In Tripoli, several loud explosions followed by bursts of antiaircraft fire were heard late Wednesday, the fifth consecutive night of airstrikes against the capital.
In eastern Libya, rebels continued to battle Gaddafi’s forces for control of the strategic city of Ajdabiya, which was captured by the loyalists last week during an offensive against the rebel capital of Benghazi, Libya’s second-largest city. The initial strikes by Western coalition forces enforcing a U.N. no-fly zone forced Gaddafi’s forces to retreat from Benghazi, but the loyalists have remained entrenched in Ajdabiya about 100 miles to the south.
Fierce fighting was also reported in Zintan, a small town about 100 miles southwest of Tripoli that has been under siege by loyalist forces armed with tanks, artillery and rockets.
The most dire humanitarian situation appeared to be unfolding in Misurata, Libya’s third-largest city about 130 miles east of Tripoli, where coalition warplanes struck Libyan tank positions on the city’s outskirts early Wednesday. The attacks brought a temporary respite from the fierce fighting that had raged for the previous six days as Libyan forces attempted to retake the town from rebels who have controlled it for the past month.

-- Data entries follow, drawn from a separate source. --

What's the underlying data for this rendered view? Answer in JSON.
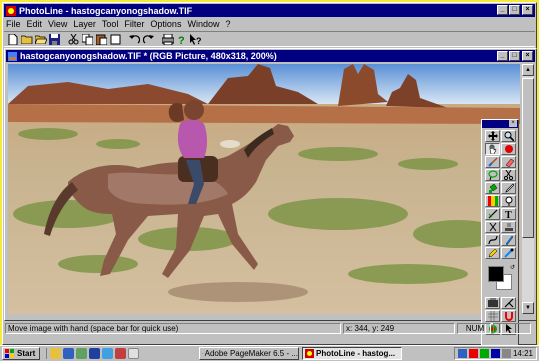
{
  "window": {
    "title": "PhotoLine - hastogcanyonogshadow.TIF",
    "controls": [
      "_",
      "□",
      "×"
    ]
  },
  "menu": {
    "items": [
      "File",
      "Edit",
      "View",
      "Layer",
      "Tool",
      "Filter",
      "Options",
      "Window",
      "?"
    ]
  },
  "toolbar": {
    "buttons": [
      "new-icon",
      "open-icon",
      "open-folder-icon",
      "save-icon",
      "cut-icon",
      "copy-icon",
      "paste-icon",
      "clear-icon",
      "undo-icon",
      "redo-icon",
      "print-icon",
      "help-icon",
      "context-help-icon"
    ]
  },
  "document": {
    "title": "hastogcanyonogshadow.TIF * (RGB Picture, 480x318, 200%)",
    "controls": [
      "_",
      "□",
      "×"
    ]
  },
  "palette": {
    "tools": [
      "hand-icon",
      "zoom-icon",
      "move-icon",
      "ellipse-icon",
      "brush-icon",
      "eraser-icon",
      "lasso-icon",
      "scissors-icon",
      "fill-icon",
      "eyedropper-icon",
      "gradient-icon",
      "smudge-icon",
      "line-icon",
      "text-icon",
      "clone-icon",
      "stamp-icon",
      "curve-icon",
      "sharpen-icon",
      "pencil-icon",
      "airbrush-icon"
    ],
    "bottom_tools": [
      "layer-icon",
      "mask-icon",
      "grid-icon",
      "magnet-icon",
      "quickmask-icon",
      "pointer-icon"
    ],
    "colors": {
      "foreground": "#000000",
      "background": "#ffffff"
    }
  },
  "statusbar": {
    "message": "Move image with hand (space bar for quick use)",
    "coords": "x: 344, y: 249",
    "numlock": "NUM"
  },
  "taskbar": {
    "start": "Start",
    "tasks": [
      {
        "label": "Adobe PageMaker 6.5 - ...",
        "active": false
      },
      {
        "label": "PhotoLine - hastog...",
        "active": true
      }
    ],
    "clock": "14:21"
  }
}
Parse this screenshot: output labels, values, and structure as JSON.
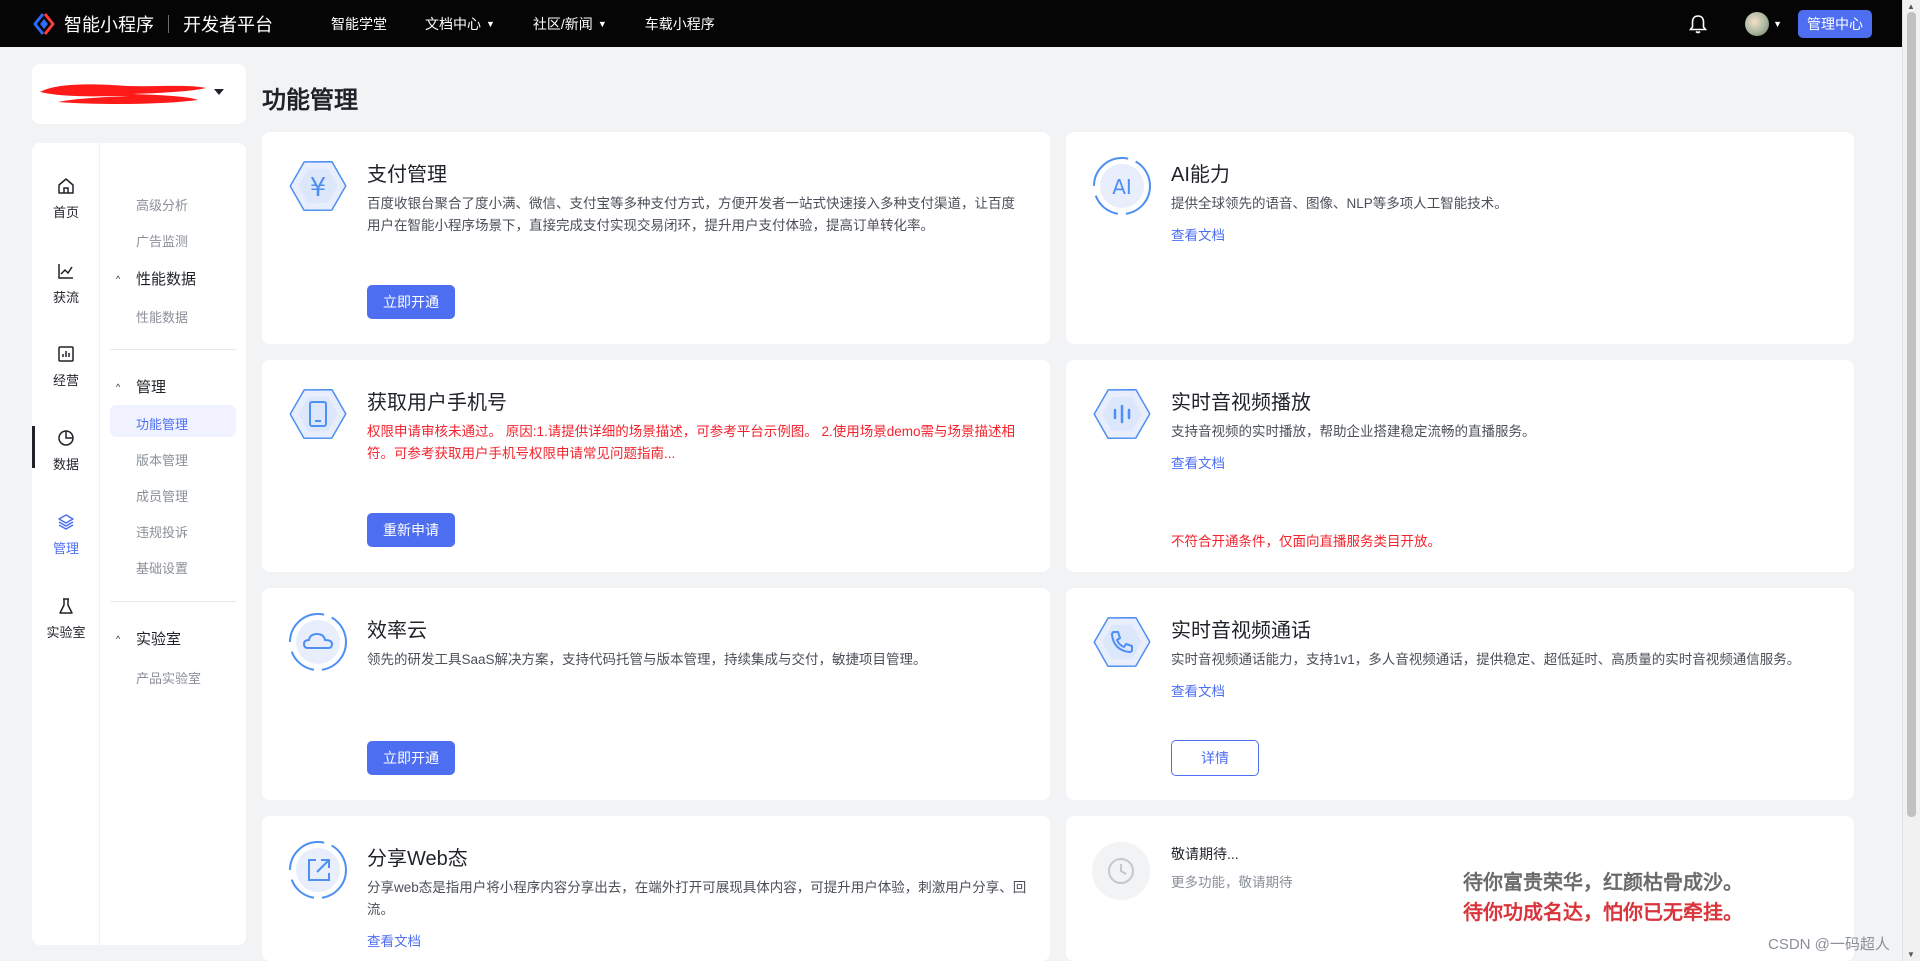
{
  "topbar": {
    "brand_name": "智能小程序",
    "brand_sub": "开发者平台",
    "nav": [
      {
        "label": "智能学堂",
        "has_caret": false
      },
      {
        "label": "文档中心",
        "has_caret": true
      },
      {
        "label": "社区/新闻",
        "has_caret": true
      },
      {
        "label": "车载小程序",
        "has_caret": false
      }
    ],
    "admin_label": "管理中心"
  },
  "sidebar": {
    "rail": [
      {
        "label": "首页",
        "icon": "home-icon"
      },
      {
        "label": "获流",
        "icon": "trend-icon"
      },
      {
        "label": "经营",
        "icon": "chart-box-icon"
      },
      {
        "label": "数据",
        "icon": "pie-chart-icon"
      },
      {
        "label": "管理",
        "icon": "layers-icon",
        "active": true
      },
      {
        "label": "实验室",
        "icon": "flask-icon"
      }
    ],
    "subnav": {
      "data_items": [
        "高级分析",
        "广告监测"
      ],
      "perf_group": "性能数据",
      "perf_items": [
        "性能数据"
      ],
      "manage_group": "管理",
      "manage_items": [
        "功能管理",
        "版本管理",
        "成员管理",
        "违规投诉",
        "基础设置"
      ],
      "lab_group": "实验室",
      "lab_items": [
        "产品实验室"
      ]
    }
  },
  "main": {
    "title": "功能管理",
    "cards": {
      "pay": {
        "title": "支付管理",
        "desc": "百度收银台聚合了度小满、微信、支付宝等多种支付方式，方便开发者一站式快速接入多种支付渠道，让百度用户在智能小程序场景下，直接完成支付实现交易闭环，提升用户支付体验，提高订单转化率。",
        "button": "立即开通"
      },
      "ai": {
        "title": "AI能力",
        "desc": "提供全球领先的语音、图像、NLP等多项人工智能技术。",
        "link": "查看文档"
      },
      "phone": {
        "title": "获取用户手机号",
        "desc": "权限申请审核未通过。 原因:1.请提供详细的场景描述，可参考平台示例图。 2.使用场景demo需与场景描述相符。可参考获取用户手机号权限申请常见问题指南...",
        "button": "重新申请"
      },
      "live": {
        "title": "实时音视频播放",
        "desc": "支持音视频的实时播放，帮助企业搭建稳定流畅的直播服务。",
        "link": "查看文档",
        "warn": "不符合开通条件，仅面向直播服务类目开放。"
      },
      "cloud": {
        "title": "效率云",
        "desc": "领先的研发工具SaaS解决方案，支持代码托管与版本管理，持续集成与交付，敏捷项目管理。",
        "button": "立即开通"
      },
      "call": {
        "title": "实时音视频通话",
        "desc": "实时音视频通话能力，支持1v1，多人音视频通话，提供稳定、超低延时、高质量的实时音视频通信服务。",
        "link": "查看文档",
        "button": "详情"
      },
      "web": {
        "title": "分享Web态",
        "desc": "分享web态是指用户将小程序内容分享出去，在端外打开可展现具体内容，可提升用户体验，刺激用户分享、回流。",
        "link": "查看文档"
      },
      "coming": {
        "title": "敬请期待...",
        "desc": "更多功能，敬请期待"
      }
    }
  },
  "overlay": {
    "poem_line1": "待你富贵荣华，红颜枯骨成沙。",
    "poem_line2": "待你功成名达，怕你已无牵挂。",
    "watermark": "CSDN @一码超人"
  },
  "colors": {
    "accent": "#4e6ef2",
    "error": "#f5222d",
    "topbar": "#050505",
    "background": "#f2f3f5"
  }
}
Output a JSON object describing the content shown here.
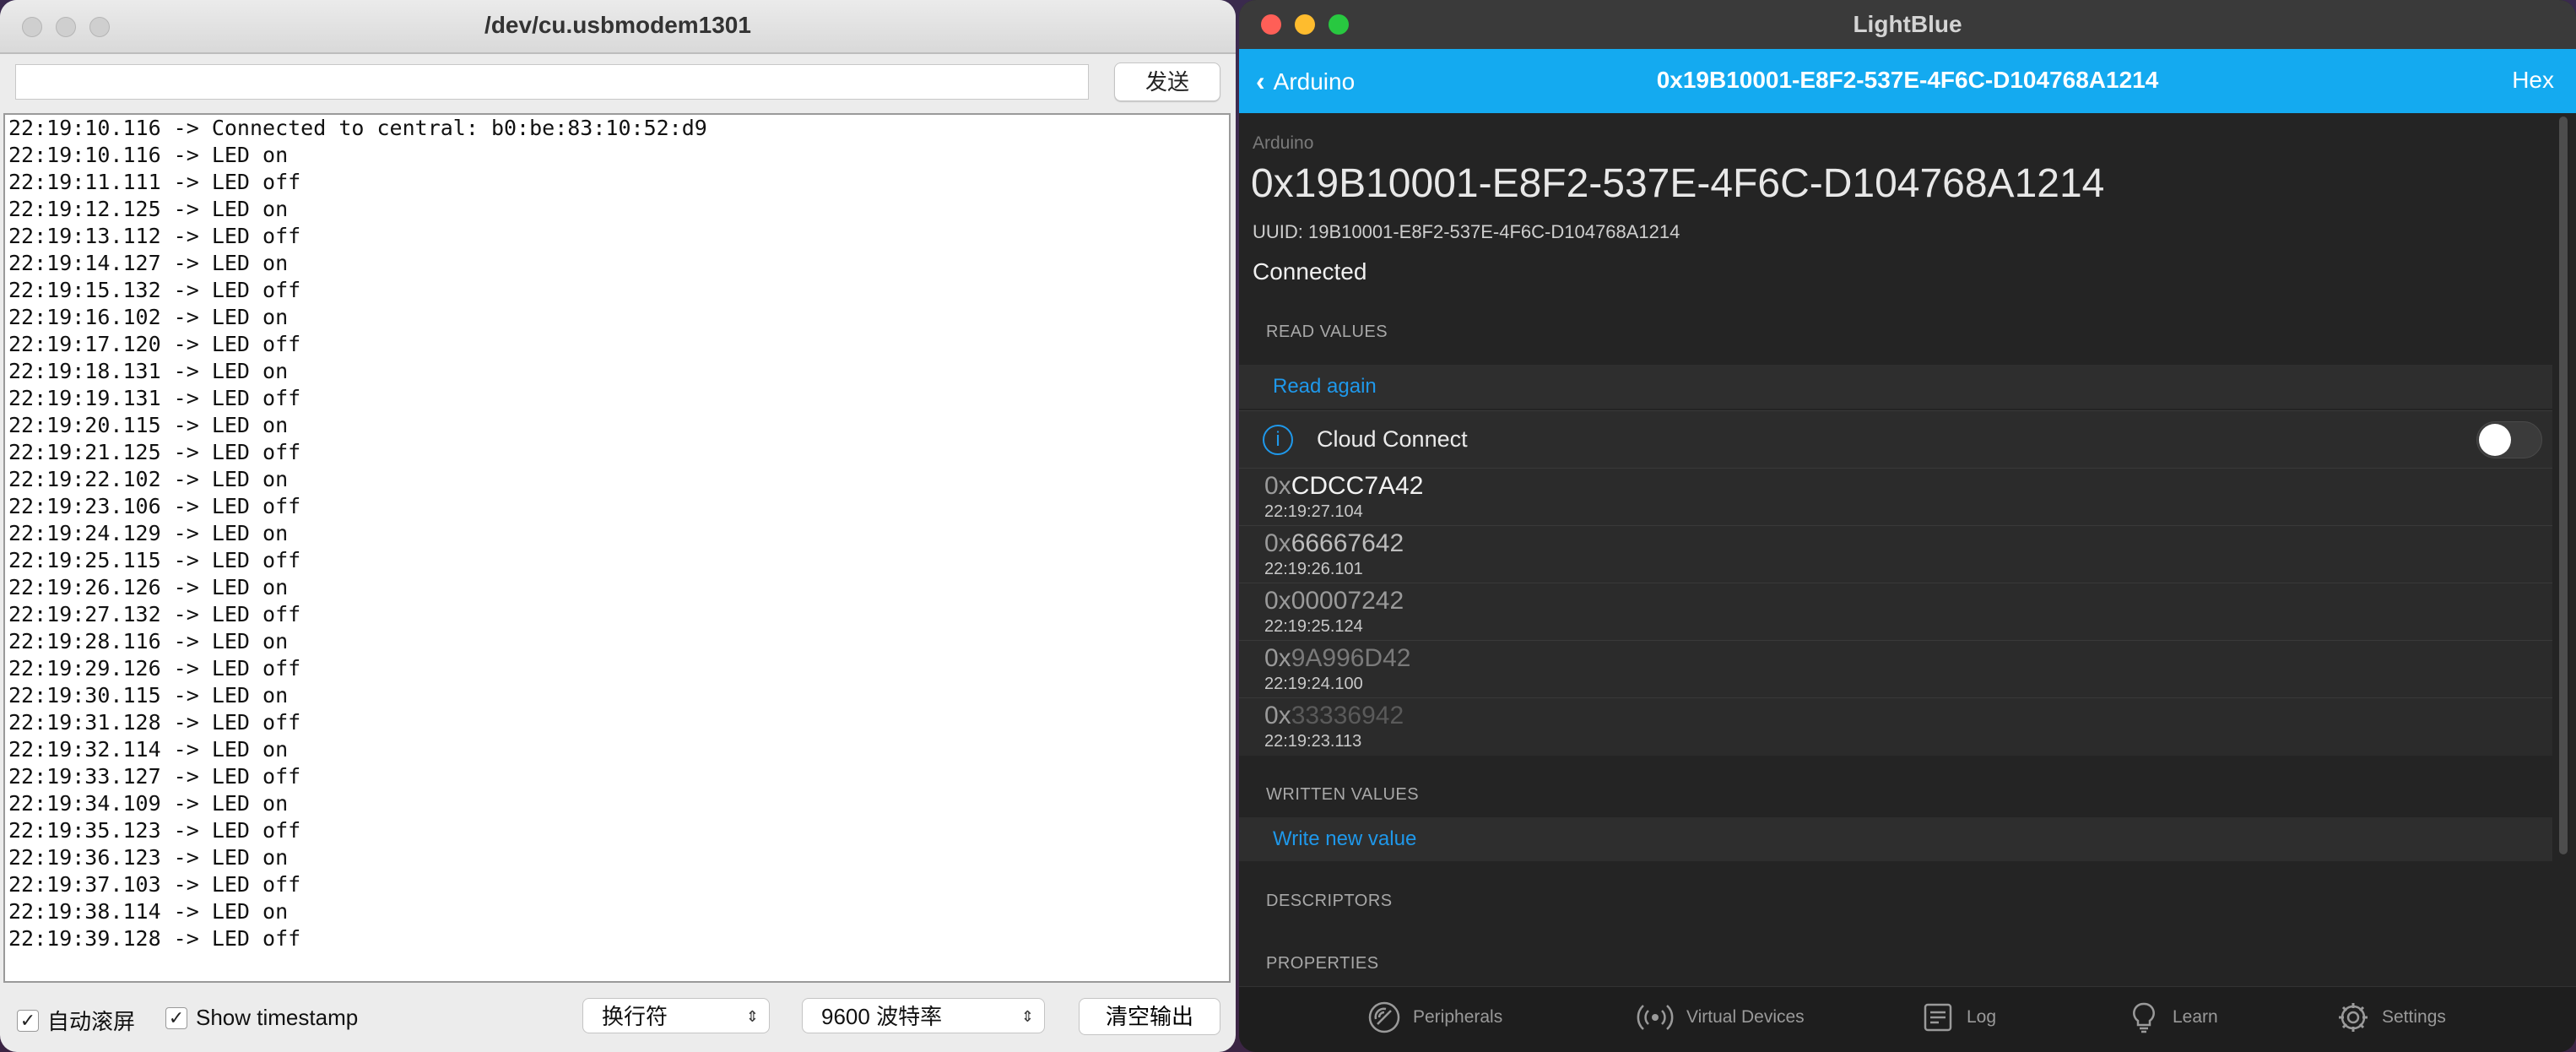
{
  "serial": {
    "title": "/dev/cu.usbmodem1301",
    "send_label": "发送",
    "send_value": "",
    "log": [
      "22:19:10.116 -> Connected to central: b0:be:83:10:52:d9",
      "22:19:10.116 -> LED on",
      "22:19:11.111 -> LED off",
      "22:19:12.125 -> LED on",
      "22:19:13.112 -> LED off",
      "22:19:14.127 -> LED on",
      "22:19:15.132 -> LED off",
      "22:19:16.102 -> LED on",
      "22:19:17.120 -> LED off",
      "22:19:18.131 -> LED on",
      "22:19:19.131 -> LED off",
      "22:19:20.115 -> LED on",
      "22:19:21.125 -> LED off",
      "22:19:22.102 -> LED on",
      "22:19:23.106 -> LED off",
      "22:19:24.129 -> LED on",
      "22:19:25.115 -> LED off",
      "22:19:26.126 -> LED on",
      "22:19:27.132 -> LED off",
      "22:19:28.116 -> LED on",
      "22:19:29.126 -> LED off",
      "22:19:30.115 -> LED on",
      "22:19:31.128 -> LED off",
      "22:19:32.114 -> LED on",
      "22:19:33.127 -> LED off",
      "22:19:34.109 -> LED on",
      "22:19:35.123 -> LED off",
      "22:19:36.123 -> LED on",
      "22:19:37.103 -> LED off",
      "22:19:38.114 -> LED on",
      "22:19:39.128 -> LED off"
    ],
    "autoscroll_label": "自动滚屏",
    "autoscroll_checked": true,
    "timestamp_label": "Show timestamp",
    "timestamp_checked": true,
    "line_ending": "换行符",
    "baud": "9600 波特率",
    "clear_label": "清空输出"
  },
  "lightblue": {
    "title": "LightBlue",
    "back_label": "Arduino",
    "nav_title": "0x19B10001-E8F2-537E-4F6C-D104768A1214",
    "hex_label": "Hex",
    "service_label": "Arduino",
    "big_uuid": "0x19B10001-E8F2-537E-4F6C-D104768A1214",
    "uuid_line": "UUID: 19B10001-E8F2-537E-4F6C-D104768A1214",
    "status": "Connected",
    "read_header": "READ VALUES",
    "read_again": "Read again",
    "cloud_label": "Cloud Connect",
    "cloud_enabled": false,
    "values": [
      {
        "prefix": "0x",
        "hex": "CDCC7A42",
        "time": "22:19:27.104",
        "color": "#f2f2f2"
      },
      {
        "prefix": "0x",
        "hex": "66667642",
        "time": "22:19:26.101",
        "color": "#bdbdbd"
      },
      {
        "prefix": "0x",
        "hex": "00007242",
        "time": "22:19:25.124",
        "color": "#9a9a9a"
      },
      {
        "prefix": "0x",
        "hex": "9A996D42",
        "time": "22:19:24.100",
        "color": "#7a7a7a"
      },
      {
        "prefix": "0x",
        "hex": "33336942",
        "time": "22:19:23.113",
        "color": "#5a5a5a"
      }
    ],
    "written_header": "WRITTEN VALUES",
    "write_new": "Write new value",
    "descriptors_header": "DESCRIPTORS",
    "properties_header": "PROPERTIES",
    "tabs": [
      {
        "label": "Peripherals",
        "icon": "peripherals-icon",
        "active": true
      },
      {
        "label": "Virtual Devices",
        "icon": "virtual-devices-icon",
        "active": false
      },
      {
        "label": "Log",
        "icon": "log-icon",
        "active": false
      },
      {
        "label": "Learn",
        "icon": "lightbulb-icon",
        "active": false
      },
      {
        "label": "Settings",
        "icon": "gear-icon",
        "active": false
      }
    ]
  },
  "colors": {
    "accent_blue": "#14aaf0",
    "link_blue": "#1f98ea",
    "dark_bg": "#242424"
  }
}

Loyalist tanks resumed their bombardment of the city Wednesday night after a daylong lull. Following the pre-dawn airstrikes, the tanks retreated from the city center, although a sniper continued to terrorize residents, killing at least four, according to a doctor in the Misurata’s hospital.
But after nightfall, the tanks returned and began indiscriminately shelling the city center, including the area around the hospital, said the doctor, who spoke by telephone on condition of anonymity because he fears being targeted by Libyan forces.
“They are shelling everywhere,” he said. One shell landed near the hospital, he said, and two people were hurt.
The doctor said conditions at the hospital were critical, with patients being treated on the floor and all medical supplies and medicines in short supply. The hospital has a generator, but fuel is running low and water supplies have been cut off, he said.